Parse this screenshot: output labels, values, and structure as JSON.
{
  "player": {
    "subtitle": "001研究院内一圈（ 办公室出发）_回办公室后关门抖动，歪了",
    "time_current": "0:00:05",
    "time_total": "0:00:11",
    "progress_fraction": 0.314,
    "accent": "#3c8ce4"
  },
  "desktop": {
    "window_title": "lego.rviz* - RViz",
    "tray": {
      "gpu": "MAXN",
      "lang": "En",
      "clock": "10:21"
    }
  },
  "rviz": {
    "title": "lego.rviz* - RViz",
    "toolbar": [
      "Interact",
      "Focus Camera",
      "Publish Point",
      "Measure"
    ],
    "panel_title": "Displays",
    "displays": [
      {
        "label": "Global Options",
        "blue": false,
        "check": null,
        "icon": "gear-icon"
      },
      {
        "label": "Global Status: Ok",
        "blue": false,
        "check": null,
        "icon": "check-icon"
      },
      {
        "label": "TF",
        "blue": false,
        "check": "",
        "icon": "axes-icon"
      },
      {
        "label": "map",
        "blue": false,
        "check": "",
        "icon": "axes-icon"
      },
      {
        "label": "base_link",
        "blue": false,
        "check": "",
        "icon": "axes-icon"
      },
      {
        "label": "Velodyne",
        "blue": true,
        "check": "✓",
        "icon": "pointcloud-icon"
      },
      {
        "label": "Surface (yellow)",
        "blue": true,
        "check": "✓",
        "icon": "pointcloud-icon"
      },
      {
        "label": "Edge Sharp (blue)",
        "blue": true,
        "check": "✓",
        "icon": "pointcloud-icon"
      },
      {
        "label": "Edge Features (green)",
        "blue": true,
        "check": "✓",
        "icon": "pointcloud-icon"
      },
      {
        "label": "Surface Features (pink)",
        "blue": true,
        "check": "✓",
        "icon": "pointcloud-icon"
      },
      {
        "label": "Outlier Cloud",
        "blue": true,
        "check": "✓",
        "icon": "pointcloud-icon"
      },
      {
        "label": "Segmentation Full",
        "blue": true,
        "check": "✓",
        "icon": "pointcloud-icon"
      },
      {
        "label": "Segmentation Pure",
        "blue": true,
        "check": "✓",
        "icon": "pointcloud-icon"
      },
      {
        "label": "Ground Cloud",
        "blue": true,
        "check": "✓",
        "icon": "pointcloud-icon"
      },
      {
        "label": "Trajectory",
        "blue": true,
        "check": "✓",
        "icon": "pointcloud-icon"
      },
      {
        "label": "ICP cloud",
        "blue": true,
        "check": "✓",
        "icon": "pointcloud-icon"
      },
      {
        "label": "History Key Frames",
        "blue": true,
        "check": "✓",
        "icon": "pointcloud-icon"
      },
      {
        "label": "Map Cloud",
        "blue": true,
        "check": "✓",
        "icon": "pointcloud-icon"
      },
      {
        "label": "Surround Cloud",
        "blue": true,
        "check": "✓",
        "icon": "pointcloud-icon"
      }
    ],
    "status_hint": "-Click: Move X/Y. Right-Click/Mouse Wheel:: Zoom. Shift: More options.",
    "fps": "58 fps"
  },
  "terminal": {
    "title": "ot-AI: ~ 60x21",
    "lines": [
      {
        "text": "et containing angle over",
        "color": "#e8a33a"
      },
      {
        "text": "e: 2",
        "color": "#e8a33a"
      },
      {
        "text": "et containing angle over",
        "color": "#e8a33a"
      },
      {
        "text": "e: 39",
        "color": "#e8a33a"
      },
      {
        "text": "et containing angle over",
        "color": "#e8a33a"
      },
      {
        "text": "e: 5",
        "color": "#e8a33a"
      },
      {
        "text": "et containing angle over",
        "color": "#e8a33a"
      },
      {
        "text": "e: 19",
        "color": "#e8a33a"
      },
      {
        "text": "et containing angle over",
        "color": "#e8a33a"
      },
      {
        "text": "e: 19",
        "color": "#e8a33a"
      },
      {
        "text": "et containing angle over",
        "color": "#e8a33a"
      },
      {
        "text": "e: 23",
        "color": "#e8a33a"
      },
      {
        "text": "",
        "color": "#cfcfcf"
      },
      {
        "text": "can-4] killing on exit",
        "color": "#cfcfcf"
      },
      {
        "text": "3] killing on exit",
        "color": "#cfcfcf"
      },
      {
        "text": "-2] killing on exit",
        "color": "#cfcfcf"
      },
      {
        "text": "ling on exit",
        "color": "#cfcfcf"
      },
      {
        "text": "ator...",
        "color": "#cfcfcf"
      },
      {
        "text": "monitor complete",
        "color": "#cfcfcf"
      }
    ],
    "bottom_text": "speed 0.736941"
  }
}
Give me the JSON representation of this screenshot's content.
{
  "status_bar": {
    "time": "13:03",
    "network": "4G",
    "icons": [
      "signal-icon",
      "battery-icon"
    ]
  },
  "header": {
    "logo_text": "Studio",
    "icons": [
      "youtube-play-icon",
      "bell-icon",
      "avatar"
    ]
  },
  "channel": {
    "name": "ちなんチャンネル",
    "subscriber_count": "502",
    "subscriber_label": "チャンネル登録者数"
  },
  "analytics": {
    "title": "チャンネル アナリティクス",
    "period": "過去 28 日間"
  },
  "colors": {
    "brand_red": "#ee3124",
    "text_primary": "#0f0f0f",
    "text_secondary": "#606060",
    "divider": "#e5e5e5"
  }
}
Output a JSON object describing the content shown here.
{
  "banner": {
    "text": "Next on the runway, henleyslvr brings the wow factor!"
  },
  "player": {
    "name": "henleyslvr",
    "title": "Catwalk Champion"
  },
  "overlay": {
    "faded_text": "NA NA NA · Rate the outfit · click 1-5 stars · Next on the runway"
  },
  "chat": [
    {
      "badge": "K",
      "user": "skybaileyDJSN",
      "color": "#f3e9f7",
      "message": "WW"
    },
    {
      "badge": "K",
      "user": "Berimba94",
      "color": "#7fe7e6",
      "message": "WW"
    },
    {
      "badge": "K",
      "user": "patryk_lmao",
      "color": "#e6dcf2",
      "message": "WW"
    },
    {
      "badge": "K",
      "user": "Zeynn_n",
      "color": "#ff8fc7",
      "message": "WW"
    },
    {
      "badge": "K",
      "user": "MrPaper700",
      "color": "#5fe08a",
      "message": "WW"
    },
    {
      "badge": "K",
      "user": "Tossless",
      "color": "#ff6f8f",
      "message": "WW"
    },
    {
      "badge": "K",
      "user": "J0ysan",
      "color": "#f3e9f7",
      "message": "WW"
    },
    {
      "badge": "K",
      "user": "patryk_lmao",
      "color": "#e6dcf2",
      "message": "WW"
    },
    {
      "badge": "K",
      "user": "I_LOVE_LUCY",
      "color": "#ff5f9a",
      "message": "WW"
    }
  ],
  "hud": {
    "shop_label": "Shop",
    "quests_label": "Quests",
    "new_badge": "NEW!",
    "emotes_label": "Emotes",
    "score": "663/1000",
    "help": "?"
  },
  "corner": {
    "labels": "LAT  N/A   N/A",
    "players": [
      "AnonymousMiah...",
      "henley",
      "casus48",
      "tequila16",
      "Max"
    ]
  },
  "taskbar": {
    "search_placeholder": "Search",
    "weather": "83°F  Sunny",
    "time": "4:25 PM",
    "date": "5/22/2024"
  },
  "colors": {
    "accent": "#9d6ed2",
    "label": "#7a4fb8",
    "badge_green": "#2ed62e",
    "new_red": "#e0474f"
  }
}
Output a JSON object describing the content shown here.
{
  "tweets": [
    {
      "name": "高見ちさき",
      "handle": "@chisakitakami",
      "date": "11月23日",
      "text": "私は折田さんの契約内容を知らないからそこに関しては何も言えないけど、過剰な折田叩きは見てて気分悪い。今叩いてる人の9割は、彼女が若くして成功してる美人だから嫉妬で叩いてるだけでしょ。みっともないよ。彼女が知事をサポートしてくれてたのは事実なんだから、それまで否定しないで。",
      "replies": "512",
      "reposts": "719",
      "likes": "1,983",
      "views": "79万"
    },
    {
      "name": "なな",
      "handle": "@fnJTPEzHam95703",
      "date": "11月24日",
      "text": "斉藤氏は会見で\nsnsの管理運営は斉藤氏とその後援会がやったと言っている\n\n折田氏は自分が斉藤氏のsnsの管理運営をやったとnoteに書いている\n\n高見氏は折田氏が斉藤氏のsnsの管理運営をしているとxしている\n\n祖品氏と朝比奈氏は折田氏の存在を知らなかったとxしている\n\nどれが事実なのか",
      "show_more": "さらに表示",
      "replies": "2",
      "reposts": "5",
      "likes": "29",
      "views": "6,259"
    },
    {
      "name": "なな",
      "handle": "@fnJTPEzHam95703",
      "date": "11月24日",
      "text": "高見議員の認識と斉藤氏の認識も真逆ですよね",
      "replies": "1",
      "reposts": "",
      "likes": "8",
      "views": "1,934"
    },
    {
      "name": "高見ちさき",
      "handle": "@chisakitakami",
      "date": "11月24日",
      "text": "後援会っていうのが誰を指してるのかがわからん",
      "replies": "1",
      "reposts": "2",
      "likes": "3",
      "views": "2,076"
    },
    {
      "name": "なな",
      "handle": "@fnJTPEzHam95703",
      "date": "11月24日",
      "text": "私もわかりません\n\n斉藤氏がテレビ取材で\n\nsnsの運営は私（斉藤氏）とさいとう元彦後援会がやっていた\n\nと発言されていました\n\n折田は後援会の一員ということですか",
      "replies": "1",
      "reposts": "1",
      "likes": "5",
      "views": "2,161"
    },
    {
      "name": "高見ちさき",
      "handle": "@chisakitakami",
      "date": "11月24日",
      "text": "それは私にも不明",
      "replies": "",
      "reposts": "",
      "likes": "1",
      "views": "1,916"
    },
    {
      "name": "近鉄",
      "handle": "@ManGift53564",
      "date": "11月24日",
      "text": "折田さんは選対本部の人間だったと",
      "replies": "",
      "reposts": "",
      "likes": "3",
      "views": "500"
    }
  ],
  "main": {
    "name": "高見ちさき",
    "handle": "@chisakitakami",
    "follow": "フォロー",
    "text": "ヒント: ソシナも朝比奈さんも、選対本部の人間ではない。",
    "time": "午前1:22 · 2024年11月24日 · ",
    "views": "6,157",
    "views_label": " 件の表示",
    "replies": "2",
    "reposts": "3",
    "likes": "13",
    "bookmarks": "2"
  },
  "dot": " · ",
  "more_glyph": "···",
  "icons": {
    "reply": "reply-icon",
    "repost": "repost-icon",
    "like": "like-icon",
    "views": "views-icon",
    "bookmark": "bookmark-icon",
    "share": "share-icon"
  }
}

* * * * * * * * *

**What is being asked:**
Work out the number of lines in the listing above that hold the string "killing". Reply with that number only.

**Solution to the exercise:**
3